> [Problem to solve]:
Would you show every line from the records that holds "title"?

-- Input follows --

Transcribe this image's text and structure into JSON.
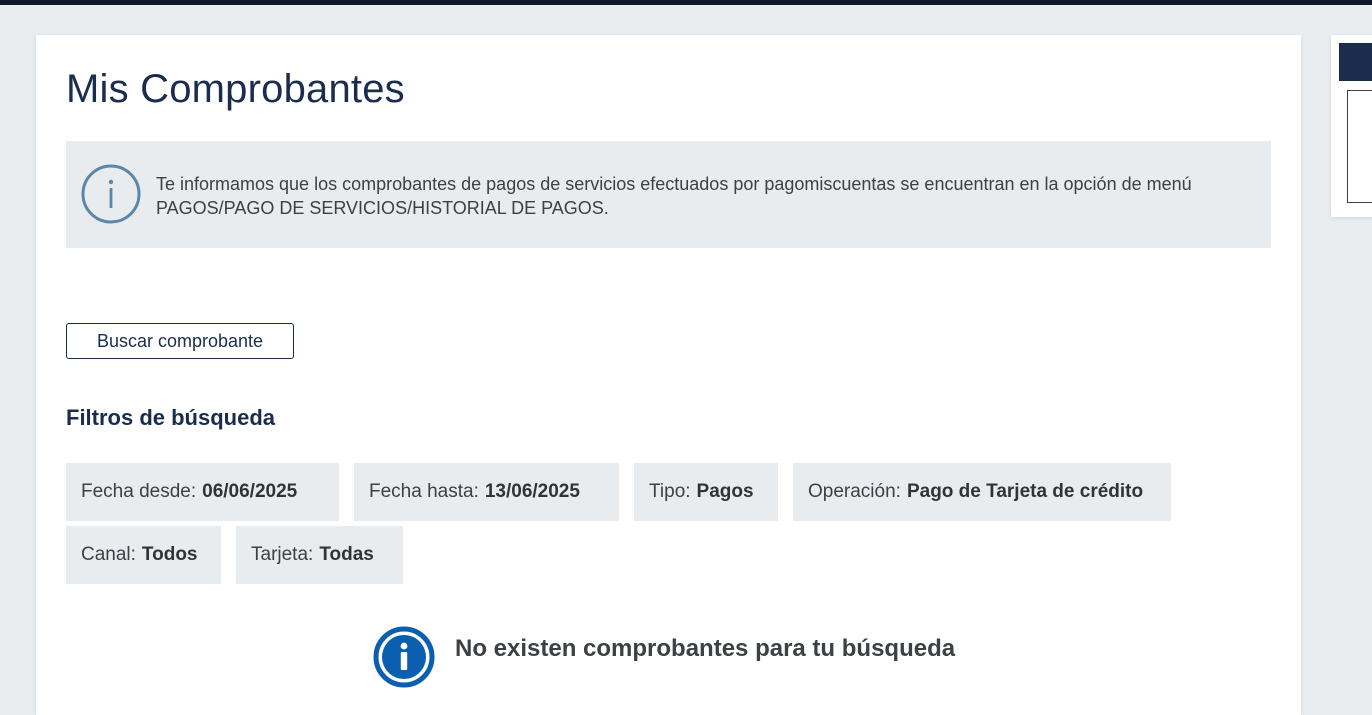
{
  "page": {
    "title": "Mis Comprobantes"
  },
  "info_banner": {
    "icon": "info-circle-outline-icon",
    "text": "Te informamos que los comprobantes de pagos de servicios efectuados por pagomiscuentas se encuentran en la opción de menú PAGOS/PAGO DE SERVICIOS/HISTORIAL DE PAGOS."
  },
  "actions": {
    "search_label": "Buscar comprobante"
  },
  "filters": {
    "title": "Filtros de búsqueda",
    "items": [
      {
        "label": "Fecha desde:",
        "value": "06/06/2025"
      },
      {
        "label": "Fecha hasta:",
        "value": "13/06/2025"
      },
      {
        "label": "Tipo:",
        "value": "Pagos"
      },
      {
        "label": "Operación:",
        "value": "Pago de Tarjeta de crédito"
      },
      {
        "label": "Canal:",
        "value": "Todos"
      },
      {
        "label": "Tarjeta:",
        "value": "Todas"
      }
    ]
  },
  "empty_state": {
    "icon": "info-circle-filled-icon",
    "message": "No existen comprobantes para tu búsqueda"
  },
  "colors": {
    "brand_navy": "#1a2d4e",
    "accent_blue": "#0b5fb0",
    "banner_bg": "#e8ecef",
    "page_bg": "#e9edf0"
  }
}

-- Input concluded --
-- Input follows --

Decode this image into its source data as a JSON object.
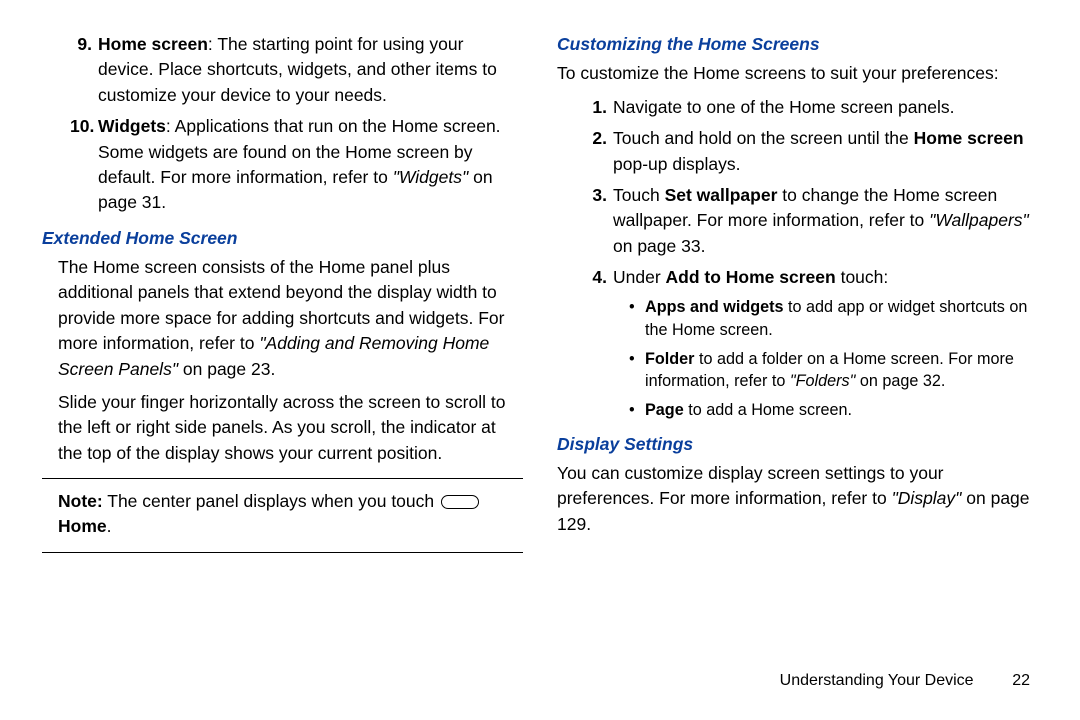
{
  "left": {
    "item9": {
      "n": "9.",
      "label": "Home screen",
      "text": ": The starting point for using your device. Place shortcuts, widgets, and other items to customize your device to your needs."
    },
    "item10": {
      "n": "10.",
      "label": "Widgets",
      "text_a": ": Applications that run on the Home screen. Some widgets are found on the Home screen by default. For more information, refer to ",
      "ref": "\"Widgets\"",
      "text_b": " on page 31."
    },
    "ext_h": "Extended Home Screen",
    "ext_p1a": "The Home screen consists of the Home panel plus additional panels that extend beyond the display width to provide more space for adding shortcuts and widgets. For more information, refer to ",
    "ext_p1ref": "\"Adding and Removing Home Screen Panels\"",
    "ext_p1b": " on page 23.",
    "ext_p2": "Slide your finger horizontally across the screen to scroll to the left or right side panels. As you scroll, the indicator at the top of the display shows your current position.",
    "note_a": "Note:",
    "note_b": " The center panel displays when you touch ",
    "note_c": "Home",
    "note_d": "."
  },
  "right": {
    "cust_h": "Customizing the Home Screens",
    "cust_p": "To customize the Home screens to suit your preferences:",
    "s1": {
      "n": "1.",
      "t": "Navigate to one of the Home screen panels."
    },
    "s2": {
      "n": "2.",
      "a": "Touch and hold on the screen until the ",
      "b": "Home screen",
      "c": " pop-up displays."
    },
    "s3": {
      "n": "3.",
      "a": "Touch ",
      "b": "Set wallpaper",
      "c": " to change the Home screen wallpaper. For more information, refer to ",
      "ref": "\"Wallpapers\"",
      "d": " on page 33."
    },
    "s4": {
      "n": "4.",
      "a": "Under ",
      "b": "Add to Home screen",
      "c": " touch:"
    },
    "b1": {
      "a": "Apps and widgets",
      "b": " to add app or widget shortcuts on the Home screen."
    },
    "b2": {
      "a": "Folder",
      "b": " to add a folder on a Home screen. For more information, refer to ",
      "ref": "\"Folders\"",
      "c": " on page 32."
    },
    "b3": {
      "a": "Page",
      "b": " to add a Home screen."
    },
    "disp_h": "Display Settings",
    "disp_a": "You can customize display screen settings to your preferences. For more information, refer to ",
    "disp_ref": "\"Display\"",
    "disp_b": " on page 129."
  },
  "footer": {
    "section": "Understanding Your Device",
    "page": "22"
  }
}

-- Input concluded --

> [Response area]:
    "title": "Mis Comprobantes"
    "title": "Filtros de búsqueda",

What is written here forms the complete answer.